Woman in such situations are seen as gullible, able to be manipulated, and untrustworthy. When you are pretending to be something or someone you are not, it is impossible for you to been seen by your peers in a positive light. These women always find themselves being second-guessed or questioned in their decision-making, and are continuously under fire. This leaves them more a captive to the letter of the law rather than the flavour of it. When you are looking to the strong men around you as a model, it gives them power over you. You tend to value their opinion over others, even when you should be questioning it. After years of working in the service of the trans community, I can tell you the pitfalls of pretending to be someone you are not! It is never a healthy approach for yourself or those around you.
Don’t prop up your peers
We are taught as women to never take credit for our work or stand our ground. We start every opinion with an explanation first and usually quoting someone else to give power to our words. When you have an idea, put it forward and leave it to others to come up with the questions. We as women are always questioned more than our male counterparts. In the saving of time, we tend to attempt to answer all those questions before they are asked. Unfortunately, it comes off as unsure, and then becomes a self-fulfilling prophecy where there are more questions. The hardest part is to be OK with your opinion not being heard. Sometimes others don’t see it the same way you do. It doesn’t mean you aren’t correct, but their experiences differ from yours. There is value in being correct after the fact, when things go wrong. You don’t have to always win to win.
Leadership is crucial (sometimes called mentorship)

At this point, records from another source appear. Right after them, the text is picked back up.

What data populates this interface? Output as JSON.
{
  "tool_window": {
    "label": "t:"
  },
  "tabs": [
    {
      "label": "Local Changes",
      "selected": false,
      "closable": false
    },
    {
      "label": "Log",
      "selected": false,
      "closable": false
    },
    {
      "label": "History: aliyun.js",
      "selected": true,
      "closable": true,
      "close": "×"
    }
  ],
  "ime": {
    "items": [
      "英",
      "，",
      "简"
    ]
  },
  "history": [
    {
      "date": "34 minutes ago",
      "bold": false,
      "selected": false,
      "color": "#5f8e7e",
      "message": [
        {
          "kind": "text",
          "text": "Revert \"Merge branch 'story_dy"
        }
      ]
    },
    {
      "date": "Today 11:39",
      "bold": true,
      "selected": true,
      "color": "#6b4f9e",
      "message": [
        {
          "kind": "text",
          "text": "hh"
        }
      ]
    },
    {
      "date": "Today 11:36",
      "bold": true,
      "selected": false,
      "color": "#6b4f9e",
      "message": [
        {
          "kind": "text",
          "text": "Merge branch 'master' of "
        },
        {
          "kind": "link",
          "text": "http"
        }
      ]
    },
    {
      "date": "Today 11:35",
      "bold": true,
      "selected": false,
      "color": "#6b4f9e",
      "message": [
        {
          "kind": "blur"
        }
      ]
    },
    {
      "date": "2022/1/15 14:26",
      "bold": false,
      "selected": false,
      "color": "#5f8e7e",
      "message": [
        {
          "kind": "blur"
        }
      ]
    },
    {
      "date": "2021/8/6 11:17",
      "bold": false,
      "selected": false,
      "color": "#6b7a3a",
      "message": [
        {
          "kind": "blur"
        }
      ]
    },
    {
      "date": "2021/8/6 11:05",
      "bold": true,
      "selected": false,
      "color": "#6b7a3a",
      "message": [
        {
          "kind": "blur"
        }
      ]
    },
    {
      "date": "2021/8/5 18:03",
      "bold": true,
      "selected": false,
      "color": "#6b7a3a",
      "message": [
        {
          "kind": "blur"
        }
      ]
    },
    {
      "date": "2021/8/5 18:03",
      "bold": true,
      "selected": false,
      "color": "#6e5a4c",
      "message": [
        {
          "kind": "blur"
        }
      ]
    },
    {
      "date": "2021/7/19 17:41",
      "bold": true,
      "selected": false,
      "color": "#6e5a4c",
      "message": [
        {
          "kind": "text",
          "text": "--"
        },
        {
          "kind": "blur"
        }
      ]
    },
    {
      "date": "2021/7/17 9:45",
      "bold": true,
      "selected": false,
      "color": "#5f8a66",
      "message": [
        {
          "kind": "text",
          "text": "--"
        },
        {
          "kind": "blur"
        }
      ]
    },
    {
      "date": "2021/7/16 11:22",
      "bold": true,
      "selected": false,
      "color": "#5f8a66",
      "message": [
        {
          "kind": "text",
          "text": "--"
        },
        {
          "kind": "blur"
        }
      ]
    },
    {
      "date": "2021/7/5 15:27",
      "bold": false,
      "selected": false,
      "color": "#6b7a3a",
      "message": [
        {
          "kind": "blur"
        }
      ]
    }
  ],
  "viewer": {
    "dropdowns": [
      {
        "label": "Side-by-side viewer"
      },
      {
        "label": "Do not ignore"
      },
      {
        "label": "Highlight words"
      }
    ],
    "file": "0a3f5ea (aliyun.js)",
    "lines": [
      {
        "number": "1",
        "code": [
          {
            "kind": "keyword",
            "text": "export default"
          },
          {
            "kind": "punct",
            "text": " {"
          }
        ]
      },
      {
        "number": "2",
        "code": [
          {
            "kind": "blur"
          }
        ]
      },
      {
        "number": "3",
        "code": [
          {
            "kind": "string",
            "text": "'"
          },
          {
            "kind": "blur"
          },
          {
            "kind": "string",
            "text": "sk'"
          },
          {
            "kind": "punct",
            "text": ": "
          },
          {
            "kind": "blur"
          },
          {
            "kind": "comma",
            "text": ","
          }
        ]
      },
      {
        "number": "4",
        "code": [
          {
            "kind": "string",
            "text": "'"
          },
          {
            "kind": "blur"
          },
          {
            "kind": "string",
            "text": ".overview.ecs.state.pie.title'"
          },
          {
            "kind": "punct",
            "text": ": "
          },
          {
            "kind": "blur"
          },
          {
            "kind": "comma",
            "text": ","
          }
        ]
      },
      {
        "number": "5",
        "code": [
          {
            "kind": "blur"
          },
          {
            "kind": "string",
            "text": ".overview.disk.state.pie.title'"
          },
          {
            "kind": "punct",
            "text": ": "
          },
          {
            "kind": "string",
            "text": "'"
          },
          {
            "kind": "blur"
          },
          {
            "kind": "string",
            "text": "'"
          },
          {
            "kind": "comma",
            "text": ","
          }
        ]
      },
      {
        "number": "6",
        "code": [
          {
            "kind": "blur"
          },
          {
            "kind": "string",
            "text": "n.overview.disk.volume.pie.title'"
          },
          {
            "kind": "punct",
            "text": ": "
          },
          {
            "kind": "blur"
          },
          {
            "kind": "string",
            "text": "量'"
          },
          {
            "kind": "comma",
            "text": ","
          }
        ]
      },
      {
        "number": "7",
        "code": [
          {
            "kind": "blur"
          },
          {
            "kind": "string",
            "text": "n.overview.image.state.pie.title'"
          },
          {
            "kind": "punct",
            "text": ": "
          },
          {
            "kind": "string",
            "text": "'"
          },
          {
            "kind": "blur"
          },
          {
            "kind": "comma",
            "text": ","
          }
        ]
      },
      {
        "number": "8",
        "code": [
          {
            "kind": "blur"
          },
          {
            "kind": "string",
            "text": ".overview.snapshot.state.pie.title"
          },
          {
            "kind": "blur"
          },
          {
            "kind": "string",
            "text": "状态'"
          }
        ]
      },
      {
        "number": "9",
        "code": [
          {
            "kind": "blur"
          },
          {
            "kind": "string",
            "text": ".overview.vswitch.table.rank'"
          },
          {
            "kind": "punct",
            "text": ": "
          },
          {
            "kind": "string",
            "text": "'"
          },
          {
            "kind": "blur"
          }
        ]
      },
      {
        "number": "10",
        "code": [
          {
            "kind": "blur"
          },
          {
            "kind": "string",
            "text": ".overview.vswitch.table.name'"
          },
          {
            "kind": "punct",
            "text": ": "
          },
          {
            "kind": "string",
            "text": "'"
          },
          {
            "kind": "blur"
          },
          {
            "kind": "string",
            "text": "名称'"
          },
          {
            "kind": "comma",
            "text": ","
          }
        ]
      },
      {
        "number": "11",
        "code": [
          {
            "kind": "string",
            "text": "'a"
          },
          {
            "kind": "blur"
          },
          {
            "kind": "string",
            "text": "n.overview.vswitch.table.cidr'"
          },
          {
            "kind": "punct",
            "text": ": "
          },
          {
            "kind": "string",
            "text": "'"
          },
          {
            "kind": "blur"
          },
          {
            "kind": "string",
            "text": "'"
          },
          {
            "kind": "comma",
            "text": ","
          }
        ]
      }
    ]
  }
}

Having other people willing to speak well of you is crucial to success. To be successful you need an entire network of people with you in the journey. Success is never created in an individual silo. Marginalized people tend to sabotage their leaders, and women are no exception. To get ahead as a whole, we need to be able to prop up our peers without anything tangible in return. In this way we as a community get ahead. Seeing success in one of our own should not invoke jealousy, but pride. As you get ahead you also need to mentor those behind you, bringing all you can up to your level much in the same way climbers will scale a wall. When one climber succeeds in getting ahead, they set the safety lines so those behind can climb with ease. I’ve often been surprised by the fact that most Human Resource departments are staffed by women, yet most of the people hired by that department are men. We as women need to value ourselves as women!
I completely reject this concept that women are required to compete or enter the male realm. Women need to reorganize the world, career positions and do what we do best! LEAD! Women do not need to “do it the way men do,” we need to throw men out and bring honesty, sincerity, compassion and reason to the throne. Amazing local female politicians like Irene Mathyssen, Peggy Sattler, and Theresa Armstrong have shown us we don’t need to behave as men to succeed! We don’t need to play the game, we need to change the board the game is played on!
“Let harmlessness be the keynote of your life.” — Alice Bailey